Mr Heron said if an employee really was struggling to get to the polls, there was nothing to stop an employer coming to an agreement with their staff.

“You may decide to allow them to start their working day slightly later, or they could simply take unpaid time off while they cast their vote. As long as you are consistent, there should be no issues – but you must not allow one employee to take time off to vote and then block another.

“Employers should also be wary of imposing last-minute overtime on staff who may have planned to vote at the end of their shift.”

Mr Heron said though that where trade union elections were concerned, shop stewards and staff representatives had a right to reasonable time off for union duties and activities, but any such time off could be unpaid.

“It’s vital that employers are consistent with how they treat their staff on Election Day, but employees also have to take personal responsibility to ensure they find the time to exercise their democratic right.

“Businesses need to know they can continue to operate normally on the day, without worrying about their operation being short-staffed at crucial times.

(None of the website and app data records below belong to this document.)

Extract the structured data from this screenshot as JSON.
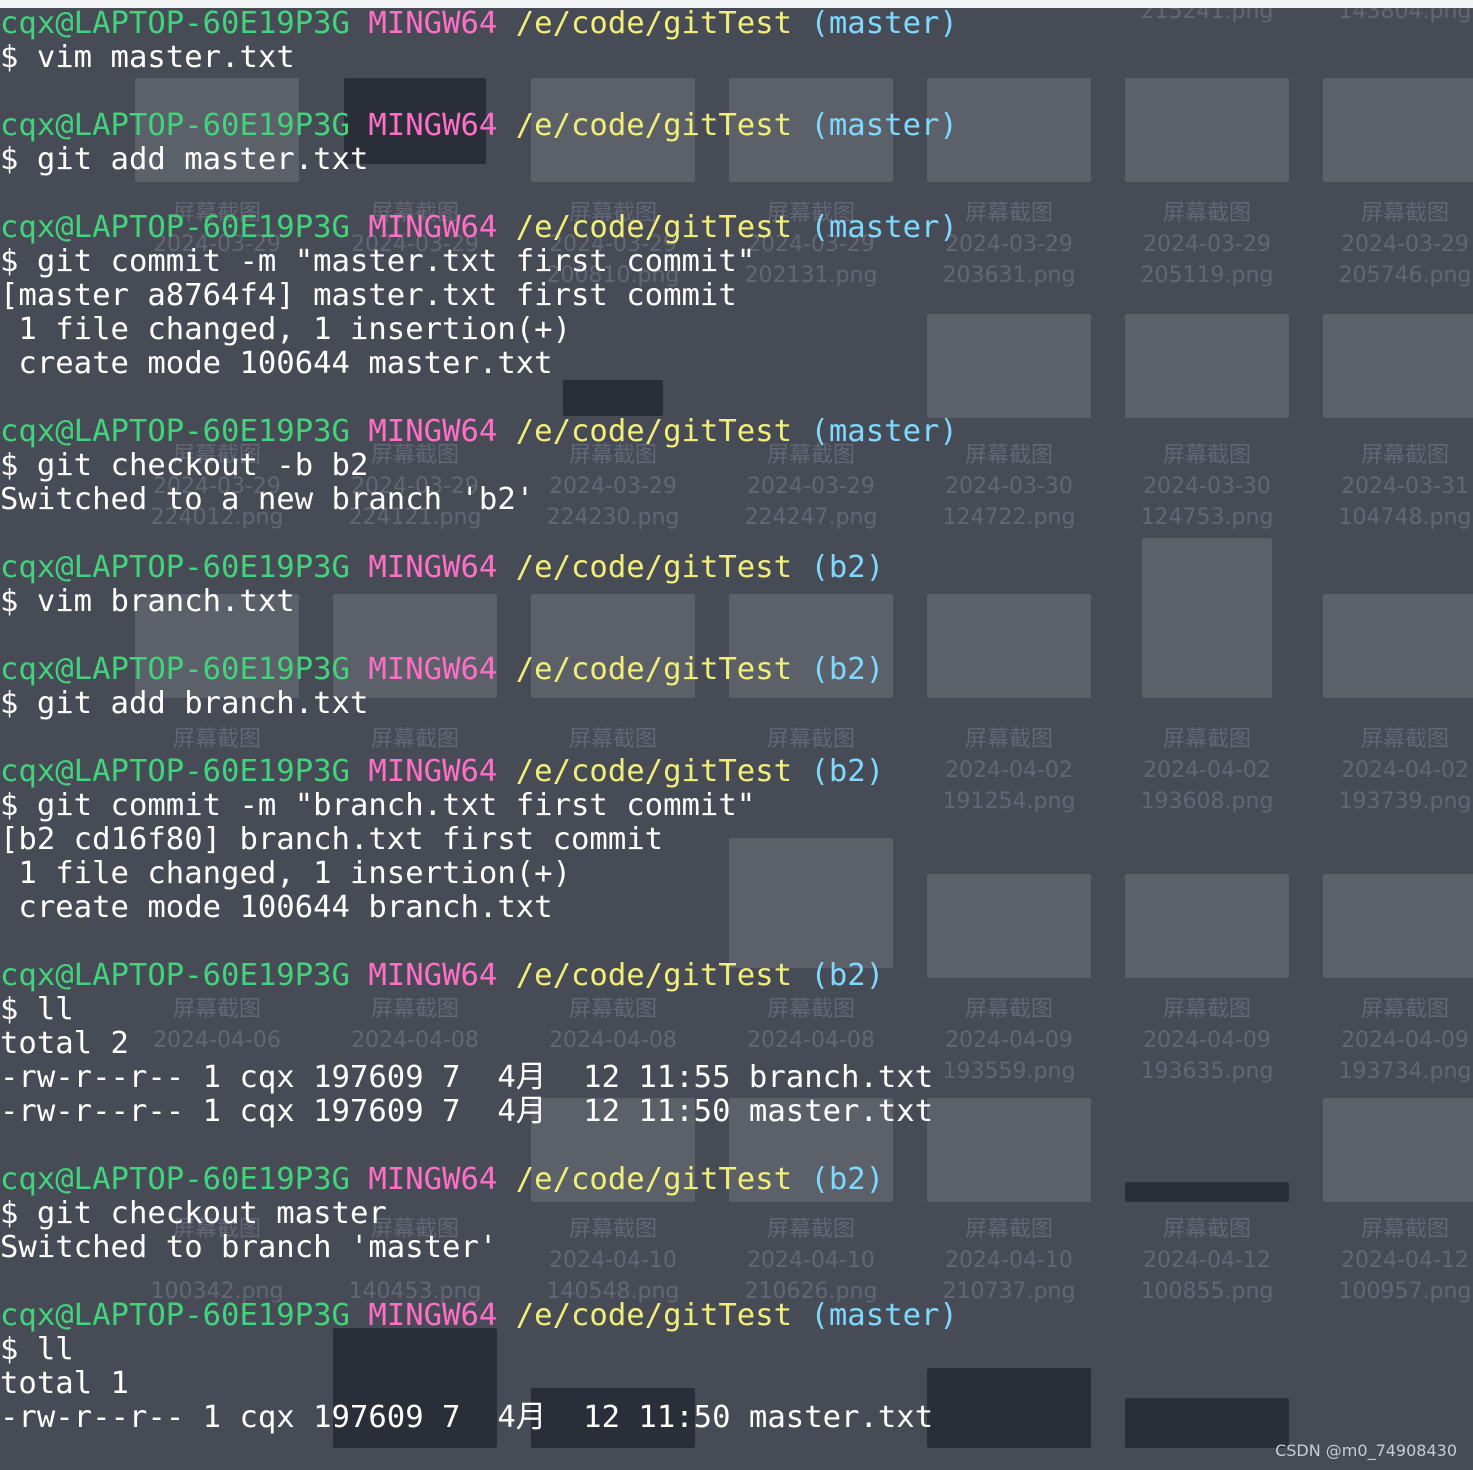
{
  "prompt": {
    "user_host": "cqx@LAPTOP-60E19P3G",
    "system": "MINGW64",
    "path": "/e/code/gitTest",
    "sign": "$"
  },
  "blocks": [
    {
      "branch": "(master)",
      "command": "vim master.txt",
      "output": []
    },
    {
      "branch": "(master)",
      "command": "git add master.txt",
      "output": []
    },
    {
      "branch": "(master)",
      "command": "git commit -m \"master.txt first commit\"",
      "output": [
        "[master a8764f4] master.txt first commit",
        " 1 file changed, 1 insertion(+)",
        " create mode 100644 master.txt"
      ]
    },
    {
      "branch": "(master)",
      "command": "git checkout -b b2",
      "output": [
        "Switched to a new branch 'b2'"
      ]
    },
    {
      "branch": "(b2)",
      "command": "vim branch.txt",
      "output": []
    },
    {
      "branch": "(b2)",
      "command": "git add branch.txt",
      "output": []
    },
    {
      "branch": "(b2)",
      "command": "git commit -m \"branch.txt first commit\"",
      "output": [
        "[b2 cd16f80] branch.txt first commit",
        " 1 file changed, 1 insertion(+)",
        " create mode 100644 branch.txt"
      ]
    },
    {
      "branch": "(b2)",
      "command": "ll",
      "output": [
        "total 2",
        "-rw-r--r-- 1 cqx 197609 7  4月  12 11:55 branch.txt",
        "-rw-r--r-- 1 cqx 197609 7  4月  12 11:50 master.txt"
      ]
    },
    {
      "branch": "(b2)",
      "command": "git checkout master",
      "output": [
        "Switched to branch 'master'"
      ]
    },
    {
      "branch": "(master)",
      "command": "ll",
      "output": [
        "total 1",
        "-rw-r--r-- 1 cqx 197609 7  4月  12 11:50 master.txt"
      ]
    }
  ],
  "background_files": [
    [
      "",
      "",
      "",
      "",
      "",
      "215241.png",
      "143804.png"
    ],
    [
      "屏幕截图\n2024-03-29\n",
      "屏幕截图\n2024-03-29\n",
      "屏幕截图\n2024-03-29\n200810.png",
      "屏幕截图\n2024-03-29\n202131.png",
      "屏幕截图\n2024-03-29\n203631.png",
      "屏幕截图\n2024-03-29\n205119.png",
      "屏幕截图\n2024-03-29\n205746.png"
    ],
    [
      "屏幕截图\n2024-03-29\n224012.png",
      "屏幕截图\n2024-03-29\n224121.png",
      "屏幕截图\n2024-03-29\n224230.png",
      "屏幕截图\n2024-03-29\n224247.png",
      "屏幕截图\n2024-03-30\n124722.png",
      "屏幕截图\n2024-03-30\n124753.png",
      "屏幕截图\n2024-03-31\n104748.png"
    ],
    [
      "屏幕截图\n\n",
      "屏幕截图\n\n",
      "屏幕截图\n\n",
      "屏幕截图\n\n",
      "屏幕截图\n2024-04-02\n191254.png",
      "屏幕截图\n2024-04-02\n193608.png",
      "屏幕截图\n2024-04-02\n193739.png"
    ],
    [
      "屏幕截图\n2024-04-06\n",
      "屏幕截图\n2024-04-08\n",
      "屏幕截图\n2024-04-08\n",
      "屏幕截图\n2024-04-08\n",
      "屏幕截图\n2024-04-09\n193559.png",
      "屏幕截图\n2024-04-09\n193635.png",
      "屏幕截图\n2024-04-09\n193734.png"
    ],
    [
      "屏幕截图\n\n100342.png",
      "屏幕截图\n\n140453.png",
      "屏幕截图\n2024-04-10\n140548.png",
      "屏幕截图\n2024-04-10\n210626.png",
      "屏幕截图\n2024-04-10\n210737.png",
      "屏幕截图\n2024-04-12\n100855.png",
      "屏幕截图\n2024-04-12\n100957.png"
    ]
  ],
  "watermark": "CSDN @m0_74908430"
}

“With a turnout of around 60% predicted, around six in ten staff from any one workplace will want to vote, so the polls are open for such a long time to make sure everyone has the opportunity to take part, no matter how busy their day is.”